History of work
Dr. Derek Brookes started work as a philosophy lecturer, teaching at several universities in Australia, including UNSW and Macquarie University. During a research fellowship at Yale University and then at John Jay College of Criminal Justice in New York (CUNY), he discovered an exciting and innovative response to crime called ‘restorative justice’. So on his return to Australia, he took up work as a ‘Youth [Restorative] Justice Conference Convenor’ with the NSW Juvenile Justice Department, and shortly after moved to Washington DC to assist in the development of an international in-prison restorative justice program.
After moving to Scotland, Derek worked for 8 years as a national restorative justice trainer and consultant, with the charity Sacro (Safeguarding Communities, Reducing Offending). During this time, he developed — in collaboration with colleagues and stakeholders — national restorative justice referral protocols, best practice standards and an evaluation and monitoring system. He also trained over 800 restorative justice practitioners in the contexts of youth justice, schools, prisons, residential units, anti-social behaviour and police warnings; and delivered numerous university seminars, conference papers and workshops on restorative justice.
Upon returning to Australia, Derek initiated Relational Approaches and undertook several contracts. These included conducting research on the application of restorative justice to work-related injury and death and developing best practice standards and an accreditation scheme for restorative justice facilitators in Victoria. Derek also worked as a Restorative Justice Program Manager with the Programs and Strategy Branch (Courts and Tribunals Unit) in the Victorian Department of Justice. During this time, he was responsible for contributing to policy development, program proposals, and ministerial briefs; providing high-level advice and guidance to a number of government departments and non-government agencies. He also facilitated workshops, training sessions, discussion groups and undertook individual case-work in restorative justice.
Derek then decided to extend his focus to other social justice issues and has since worked with several NGOs in the areas of policy analysis and development, community consultations, and systemic advocacy. For instance, he was employed as a policy officer with Brain Injury Australia, a role which focused on ensuring that the new National Disability Insurance Scheme took into account the needs of people with an acquired brain injury and their families/carers. Currently, he is working as a consultant with the Child Abuse Prevention Service.

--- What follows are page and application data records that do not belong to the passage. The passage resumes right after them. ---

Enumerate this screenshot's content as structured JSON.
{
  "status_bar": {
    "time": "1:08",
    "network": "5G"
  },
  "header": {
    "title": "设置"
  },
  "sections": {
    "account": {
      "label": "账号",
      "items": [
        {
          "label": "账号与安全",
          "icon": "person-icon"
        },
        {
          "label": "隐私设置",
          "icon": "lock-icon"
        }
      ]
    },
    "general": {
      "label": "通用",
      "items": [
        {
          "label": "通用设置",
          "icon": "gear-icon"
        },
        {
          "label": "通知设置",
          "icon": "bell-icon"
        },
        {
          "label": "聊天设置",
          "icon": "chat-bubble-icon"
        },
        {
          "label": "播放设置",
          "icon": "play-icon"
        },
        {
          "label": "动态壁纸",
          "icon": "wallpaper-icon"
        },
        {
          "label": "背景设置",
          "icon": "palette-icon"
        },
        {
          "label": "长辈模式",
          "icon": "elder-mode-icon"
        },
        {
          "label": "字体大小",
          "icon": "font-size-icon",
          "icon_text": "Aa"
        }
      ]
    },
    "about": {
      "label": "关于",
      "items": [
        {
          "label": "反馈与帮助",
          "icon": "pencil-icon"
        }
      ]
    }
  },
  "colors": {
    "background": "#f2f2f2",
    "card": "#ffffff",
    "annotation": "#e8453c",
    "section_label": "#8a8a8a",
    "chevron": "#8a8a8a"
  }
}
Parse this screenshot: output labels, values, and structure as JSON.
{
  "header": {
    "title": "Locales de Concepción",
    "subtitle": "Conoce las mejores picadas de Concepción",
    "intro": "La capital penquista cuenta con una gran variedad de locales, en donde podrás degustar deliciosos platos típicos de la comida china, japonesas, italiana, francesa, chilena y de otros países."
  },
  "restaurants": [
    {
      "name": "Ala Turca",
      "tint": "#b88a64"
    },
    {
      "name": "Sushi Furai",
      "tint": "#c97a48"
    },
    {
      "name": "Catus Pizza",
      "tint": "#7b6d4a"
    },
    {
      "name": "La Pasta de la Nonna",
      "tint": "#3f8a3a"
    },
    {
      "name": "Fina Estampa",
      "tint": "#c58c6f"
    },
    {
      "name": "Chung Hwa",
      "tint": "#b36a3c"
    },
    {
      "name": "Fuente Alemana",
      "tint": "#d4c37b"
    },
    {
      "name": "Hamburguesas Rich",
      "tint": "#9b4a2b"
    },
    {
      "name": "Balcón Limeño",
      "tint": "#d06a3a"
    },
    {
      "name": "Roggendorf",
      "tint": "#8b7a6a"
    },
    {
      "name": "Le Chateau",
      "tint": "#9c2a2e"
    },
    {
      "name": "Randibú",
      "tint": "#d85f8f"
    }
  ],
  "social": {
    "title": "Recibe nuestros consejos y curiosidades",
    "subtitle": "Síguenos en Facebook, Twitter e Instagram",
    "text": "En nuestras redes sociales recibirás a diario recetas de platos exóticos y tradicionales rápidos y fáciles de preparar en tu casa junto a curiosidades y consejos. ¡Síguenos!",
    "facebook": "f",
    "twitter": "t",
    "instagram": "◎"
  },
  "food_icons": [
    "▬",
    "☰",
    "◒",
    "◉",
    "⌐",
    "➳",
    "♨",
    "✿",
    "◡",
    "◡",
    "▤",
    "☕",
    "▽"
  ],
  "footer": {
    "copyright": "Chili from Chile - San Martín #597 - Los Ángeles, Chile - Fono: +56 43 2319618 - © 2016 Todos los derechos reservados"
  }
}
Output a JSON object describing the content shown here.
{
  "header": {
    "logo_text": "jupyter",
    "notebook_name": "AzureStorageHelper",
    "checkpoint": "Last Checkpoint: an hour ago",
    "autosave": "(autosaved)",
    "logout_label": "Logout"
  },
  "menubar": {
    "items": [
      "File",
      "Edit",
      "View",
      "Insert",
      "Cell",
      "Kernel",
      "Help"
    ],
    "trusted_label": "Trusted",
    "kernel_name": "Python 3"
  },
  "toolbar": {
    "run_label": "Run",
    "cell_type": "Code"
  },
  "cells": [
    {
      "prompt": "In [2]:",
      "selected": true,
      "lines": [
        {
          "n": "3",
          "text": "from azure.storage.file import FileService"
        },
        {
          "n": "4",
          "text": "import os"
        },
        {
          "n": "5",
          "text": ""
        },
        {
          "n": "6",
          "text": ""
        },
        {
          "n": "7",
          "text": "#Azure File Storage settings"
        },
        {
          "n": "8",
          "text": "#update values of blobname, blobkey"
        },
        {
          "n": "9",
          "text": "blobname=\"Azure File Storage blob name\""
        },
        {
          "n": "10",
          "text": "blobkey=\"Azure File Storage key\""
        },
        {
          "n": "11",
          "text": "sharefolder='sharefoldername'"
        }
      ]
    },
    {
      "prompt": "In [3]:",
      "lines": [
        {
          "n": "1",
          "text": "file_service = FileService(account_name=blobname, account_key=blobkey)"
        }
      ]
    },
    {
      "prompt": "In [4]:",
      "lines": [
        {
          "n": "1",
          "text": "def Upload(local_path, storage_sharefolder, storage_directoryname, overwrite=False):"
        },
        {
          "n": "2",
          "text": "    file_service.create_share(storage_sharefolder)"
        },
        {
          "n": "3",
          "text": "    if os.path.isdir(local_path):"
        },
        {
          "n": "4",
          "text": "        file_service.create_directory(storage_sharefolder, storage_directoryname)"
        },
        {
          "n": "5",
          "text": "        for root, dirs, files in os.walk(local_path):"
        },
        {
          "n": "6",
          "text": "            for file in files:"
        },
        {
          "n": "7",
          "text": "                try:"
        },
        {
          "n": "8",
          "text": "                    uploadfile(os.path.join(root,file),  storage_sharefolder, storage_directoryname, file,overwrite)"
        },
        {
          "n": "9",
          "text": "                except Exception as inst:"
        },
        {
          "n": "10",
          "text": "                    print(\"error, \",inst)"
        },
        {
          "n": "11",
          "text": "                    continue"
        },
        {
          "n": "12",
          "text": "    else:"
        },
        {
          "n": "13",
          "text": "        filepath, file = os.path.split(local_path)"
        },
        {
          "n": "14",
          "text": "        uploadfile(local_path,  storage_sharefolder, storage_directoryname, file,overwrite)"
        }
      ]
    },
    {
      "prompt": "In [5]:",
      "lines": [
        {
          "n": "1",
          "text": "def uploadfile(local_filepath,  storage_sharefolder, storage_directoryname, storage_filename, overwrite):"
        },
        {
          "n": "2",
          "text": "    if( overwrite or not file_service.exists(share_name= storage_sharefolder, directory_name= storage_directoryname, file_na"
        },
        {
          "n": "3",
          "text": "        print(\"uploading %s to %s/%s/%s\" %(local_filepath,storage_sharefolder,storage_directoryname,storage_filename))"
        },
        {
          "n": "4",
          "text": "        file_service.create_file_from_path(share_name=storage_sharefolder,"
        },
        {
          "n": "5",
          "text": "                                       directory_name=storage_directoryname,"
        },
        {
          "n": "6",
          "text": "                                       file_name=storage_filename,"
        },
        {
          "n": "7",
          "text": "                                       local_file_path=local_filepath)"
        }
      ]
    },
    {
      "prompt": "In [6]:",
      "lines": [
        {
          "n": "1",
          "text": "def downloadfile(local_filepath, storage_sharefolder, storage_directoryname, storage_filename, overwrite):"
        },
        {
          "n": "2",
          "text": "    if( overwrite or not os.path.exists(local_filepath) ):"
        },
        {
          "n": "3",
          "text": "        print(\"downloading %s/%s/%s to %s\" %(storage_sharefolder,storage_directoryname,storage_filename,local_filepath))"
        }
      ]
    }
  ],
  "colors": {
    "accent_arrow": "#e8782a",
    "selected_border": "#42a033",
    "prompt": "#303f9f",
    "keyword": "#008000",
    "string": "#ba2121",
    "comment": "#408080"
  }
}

Derek has a PhD in philosophy from the Australian National University. He has taught philosophy at several universities in Australia, including UNSW and Macquarie University. Derek has held research fellowships at the University of Aberdeen, Yale University, John Jay College of Criminal Justice (City University of New York), St Andrews University, the University of Edinburgh, the University of Melbourne and, most recently, the University of London.